---------- RECORDS SUPPLIED ----------

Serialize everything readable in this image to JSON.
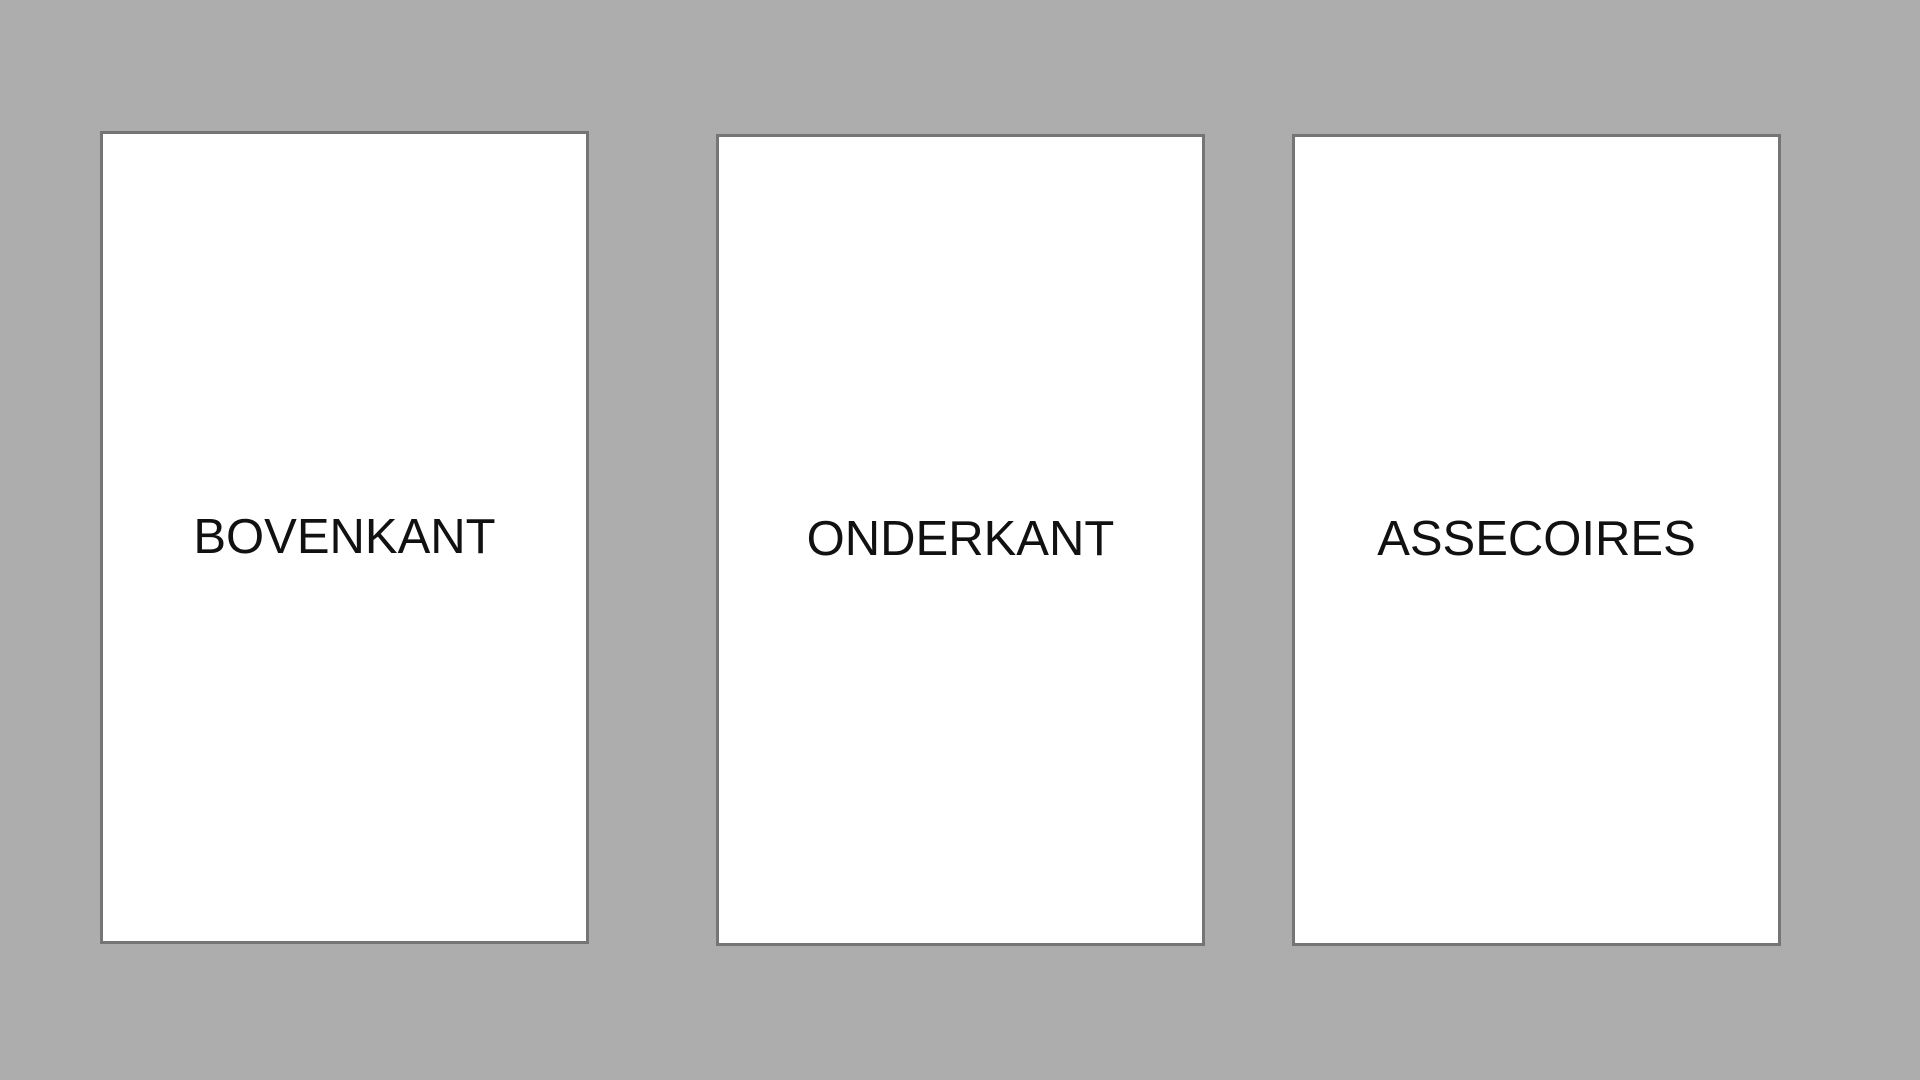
{
  "colors": {
    "background": "#adadad",
    "card_background": "#ffffff",
    "card_border": "#757575",
    "text": "#111111"
  },
  "categories": [
    {
      "label": "BOVENKANT"
    },
    {
      "label": "ONDERKANT"
    },
    {
      "label": "ASSECOIRES"
    }
  ]
}
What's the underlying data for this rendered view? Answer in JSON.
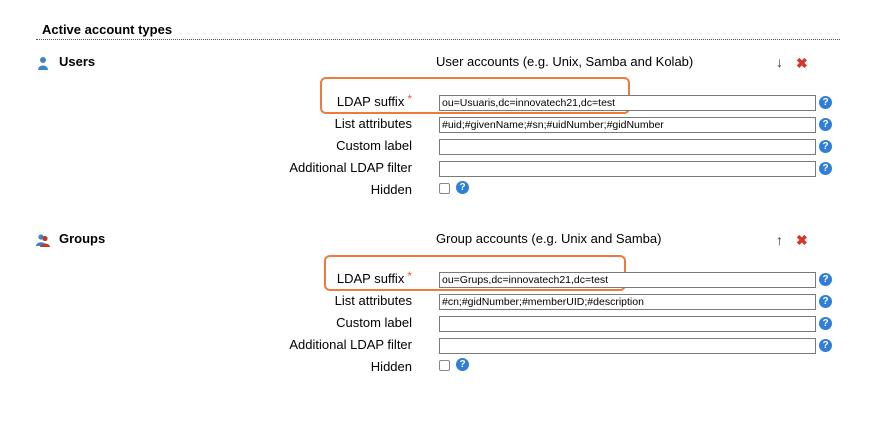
{
  "header": {
    "title": "Active account types"
  },
  "labels": {
    "ldap_suffix": "LDAP suffix",
    "list_attributes": "List attributes",
    "custom_label": "Custom label",
    "additional_filter": "Additional LDAP filter",
    "hidden": "Hidden",
    "required_mark": "*",
    "help": "?"
  },
  "users": {
    "name": "Users",
    "description": "User accounts (e.g. Unix, Samba and Kolab)",
    "ldap_suffix": "ou=Usuaris,dc=innovatech21,dc=test",
    "list_attributes": "#uid;#givenName;#sn;#uidNumber;#gidNumber",
    "custom_label": "",
    "additional_filter": "",
    "move_icon": "arrow-down-icon",
    "move_glyph": "↓",
    "remove_glyph": "✖"
  },
  "groups": {
    "name": "Groups",
    "description": "Group accounts (e.g. Unix and Samba)",
    "ldap_suffix": "ou=Grups,dc=innovatech21,dc=test",
    "list_attributes": "#cn;#gidNumber;#memberUID;#description",
    "custom_label": "",
    "additional_filter": "",
    "move_icon": "arrow-up-icon",
    "move_glyph": "↑",
    "remove_glyph": "✖"
  },
  "colors": {
    "highlight": "#f07a3c",
    "help": "#2f7fd6",
    "remove": "#d6352a",
    "required": "#e8622a"
  }
}
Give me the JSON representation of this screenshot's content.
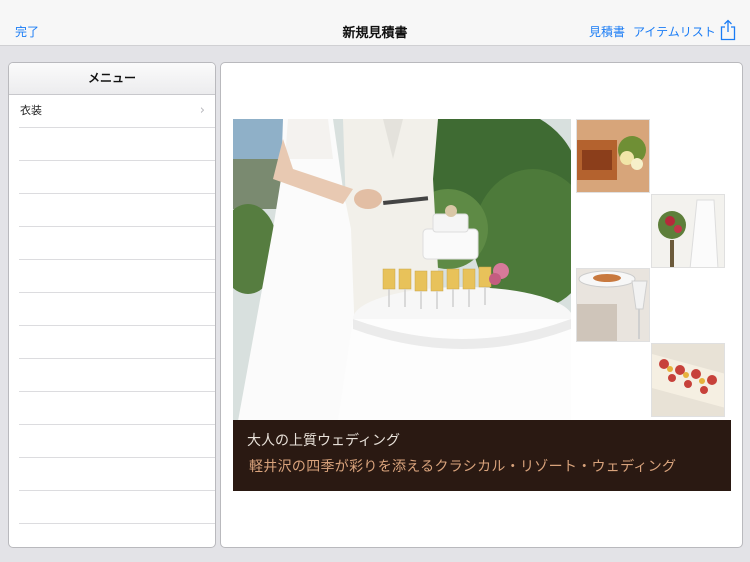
{
  "navbar": {
    "done_label": "完了",
    "title": "新規見積書",
    "estimate_label": "見積書",
    "item_list_label": "アイテムリスト",
    "share_icon": "share-icon"
  },
  "menu": {
    "header": "メニュー",
    "items": [
      {
        "label": "衣装",
        "icon": "chevron-right-icon"
      }
    ]
  },
  "content": {
    "caption_title": "大人の上質ウェディング",
    "caption_subtitle": "軽井沢の四季が彩りを添えるクラシカル・リゾート・ウェディング"
  },
  "colors": {
    "accent": "#1a7cf5",
    "caption_band": "#2a1912",
    "caption_subtitle": "#d9a37c"
  }
}
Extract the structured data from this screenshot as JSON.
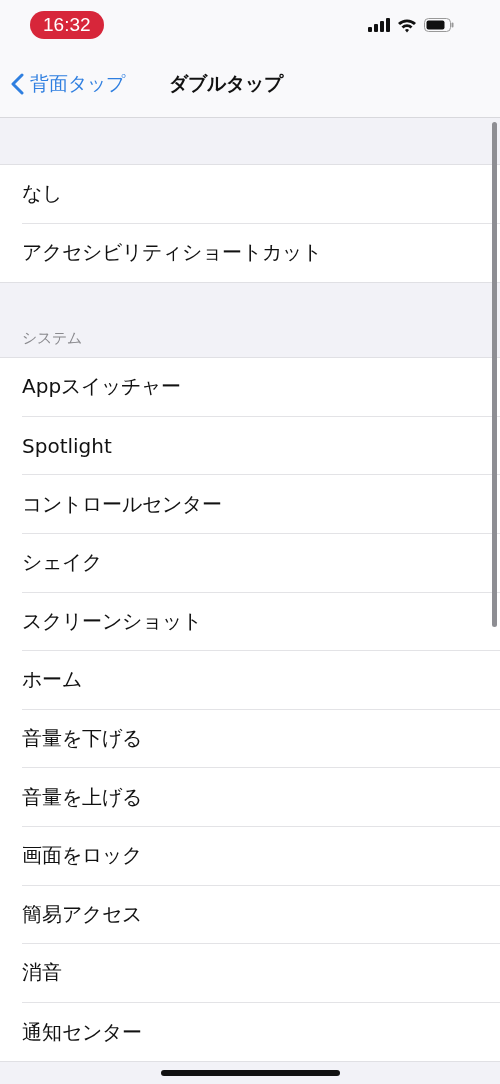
{
  "status_bar": {
    "time": "16:32"
  },
  "nav": {
    "back": "背面タップ",
    "title": "ダブルタップ"
  },
  "sections": [
    {
      "items": [
        "なし",
        "アクセシビリティショートカット"
      ]
    },
    {
      "header": "システム",
      "items": [
        "Appスイッチャー",
        "Spotlight",
        "コントロールセンター",
        "シェイク",
        "スクリーンショット",
        "ホーム",
        "音量を下げる",
        "音量を上げる",
        "画面をロック",
        "簡易アクセス",
        "消音",
        "通知センター"
      ]
    }
  ]
}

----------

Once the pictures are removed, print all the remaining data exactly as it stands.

* EXERCISE ANSWER *
Serialize everything readable in this image to JSON.
{
  "colors": {
    "background": "#adadad",
    "card_background": "#ffffff",
    "card_border": "#757575",
    "text": "#111111"
  },
  "categories": [
    {
      "label": "BOVENKANT"
    },
    {
      "label": "ONDERKANT"
    },
    {
      "label": "ASSECOIRES"
    }
  ]
}
What's the underlying data for this rendered view? Answer in JSON.
{
  "header": {
    "title": "Active account types"
  },
  "labels": {
    "ldap_suffix": "LDAP suffix",
    "list_attributes": "List attributes",
    "custom_label": "Custom label",
    "additional_filter": "Additional LDAP filter",
    "hidden": "Hidden",
    "required_mark": "*",
    "help": "?"
  },
  "users": {
    "name": "Users",
    "description": "User accounts (e.g. Unix, Samba and Kolab)",
    "ldap_suffix": "ou=Usuaris,dc=innovatech21,dc=test",
    "list_attributes": "#uid;#givenName;#sn;#uidNumber;#gidNumber",
    "custom_label": "",
    "additional_filter": "",
    "move_icon": "arrow-down-icon",
    "move_glyph": "↓",
    "remove_glyph": "✖"
  },
  "groups": {
    "name": "Groups",
    "description": "Group accounts (e.g. Unix and Samba)",
    "ldap_suffix": "ou=Grups,dc=innovatech21,dc=test",
    "list_attributes": "#cn;#gidNumber;#memberUID;#description",
    "custom_label": "",
    "additional_filter": "",
    "move_icon": "arrow-up-icon",
    "move_glyph": "↑",
    "remove_glyph": "✖"
  },
  "colors": {
    "highlight": "#f07a3c",
    "help": "#2f7fd6",
    "remove": "#d6352a",
    "required": "#e8622a"
  }
}
Give me the JSON representation of this screenshot's content.
{
  "navbar": {
    "done_label": "完了",
    "title": "新規見積書",
    "estimate_label": "見積書",
    "item_list_label": "アイテムリスト",
    "share_icon": "share-icon"
  },
  "menu": {
    "header": "メニュー",
    "items": [
      {
        "label": "衣装",
        "icon": "chevron-right-icon"
      }
    ]
  },
  "content": {
    "caption_title": "大人の上質ウェディング",
    "caption_subtitle": "軽井沢の四季が彩りを添えるクラシカル・リゾート・ウェディング"
  },
  "colors": {
    "accent": "#1a7cf5",
    "caption_band": "#2a1912",
    "caption_subtitle": "#d9a37c"
  }
}
Extract the structured data from this screenshot as JSON.
{
  "status_bar": {
    "time": "16:32"
  },
  "nav": {
    "back": "背面タップ",
    "title": "ダブルタップ"
  },
  "sections": [
    {
      "items": [
        "なし",
        "アクセシビリティショートカット"
      ]
    },
    {
      "header": "システム",
      "items": [
        "Appスイッチャー",
        "Spotlight",
        "コントロールセンター",
        "シェイク",
        "スクリーンショット",
        "ホーム",
        "音量を下げる",
        "音量を上げる",
        "画面をロック",
        "簡易アクセス",
        "消音",
        "通知センター"
      ]
    }
  ]
}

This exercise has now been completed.